ACTIVITY
Could you print each of the records below exactly?

Source data:

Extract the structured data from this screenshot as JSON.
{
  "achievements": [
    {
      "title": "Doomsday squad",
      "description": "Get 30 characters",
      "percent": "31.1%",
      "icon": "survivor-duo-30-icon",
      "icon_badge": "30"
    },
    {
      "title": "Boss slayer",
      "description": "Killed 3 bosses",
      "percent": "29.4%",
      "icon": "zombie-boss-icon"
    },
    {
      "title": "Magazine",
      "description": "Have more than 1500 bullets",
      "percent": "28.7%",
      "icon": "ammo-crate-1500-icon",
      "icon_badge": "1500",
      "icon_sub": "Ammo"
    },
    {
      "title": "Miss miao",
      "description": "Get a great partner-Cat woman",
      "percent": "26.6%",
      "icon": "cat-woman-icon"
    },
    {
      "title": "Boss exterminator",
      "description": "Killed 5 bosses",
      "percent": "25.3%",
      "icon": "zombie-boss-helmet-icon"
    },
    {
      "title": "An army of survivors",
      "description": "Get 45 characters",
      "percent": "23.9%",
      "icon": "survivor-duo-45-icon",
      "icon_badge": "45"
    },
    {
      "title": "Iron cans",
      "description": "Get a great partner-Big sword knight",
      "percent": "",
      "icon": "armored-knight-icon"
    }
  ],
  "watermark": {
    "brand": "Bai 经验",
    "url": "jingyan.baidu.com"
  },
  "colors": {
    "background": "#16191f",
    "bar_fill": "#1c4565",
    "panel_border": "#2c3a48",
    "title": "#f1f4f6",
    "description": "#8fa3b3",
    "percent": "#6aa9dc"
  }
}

ANSWER FOR THIS EXERCISE
Extract the structured data from this screenshot as JSON.
{
  "achievements": [
    {
      "title": "Doomsday squad",
      "description": "Get 30 characters",
      "percent": "31.1%",
      "icon": "survivor-duo-30-icon",
      "icon_badge": "30"
    },
    {
      "title": "Boss slayer",
      "description": "Killed 3 bosses",
      "percent": "29.4%",
      "icon": "zombie-boss-icon"
    },
    {
      "title": "Magazine",
      "description": "Have more than 1500 bullets",
      "percent": "28.7%",
      "icon": "ammo-crate-1500-icon",
      "icon_badge": "1500",
      "icon_sub": "Ammo"
    },
    {
      "title": "Miss miao",
      "description": "Get a great partner-Cat woman",
      "percent": "26.6%",
      "icon": "cat-woman-icon"
    },
    {
      "title": "Boss exterminator",
      "description": "Killed 5 bosses",
      "percent": "25.3%",
      "icon": "zombie-boss-helmet-icon"
    },
    {
      "title": "An army of survivors",
      "description": "Get 45 characters",
      "percent": "23.9%",
      "icon": "survivor-duo-45-icon",
      "icon_badge": "45"
    },
    {
      "title": "Iron cans",
      "description": "Get a great partner-Big sword knight",
      "percent": "",
      "icon": "armored-knight-icon"
    }
  ],
  "watermark": {
    "brand": "Bai 经验",
    "url": "jingyan.baidu.com"
  },
  "colors": {
    "background": "#16191f",
    "bar_fill": "#1c4565",
    "panel_border": "#2c3a48",
    "title": "#f1f4f6",
    "description": "#8fa3b3",
    "percent": "#6aa9dc"
  }
}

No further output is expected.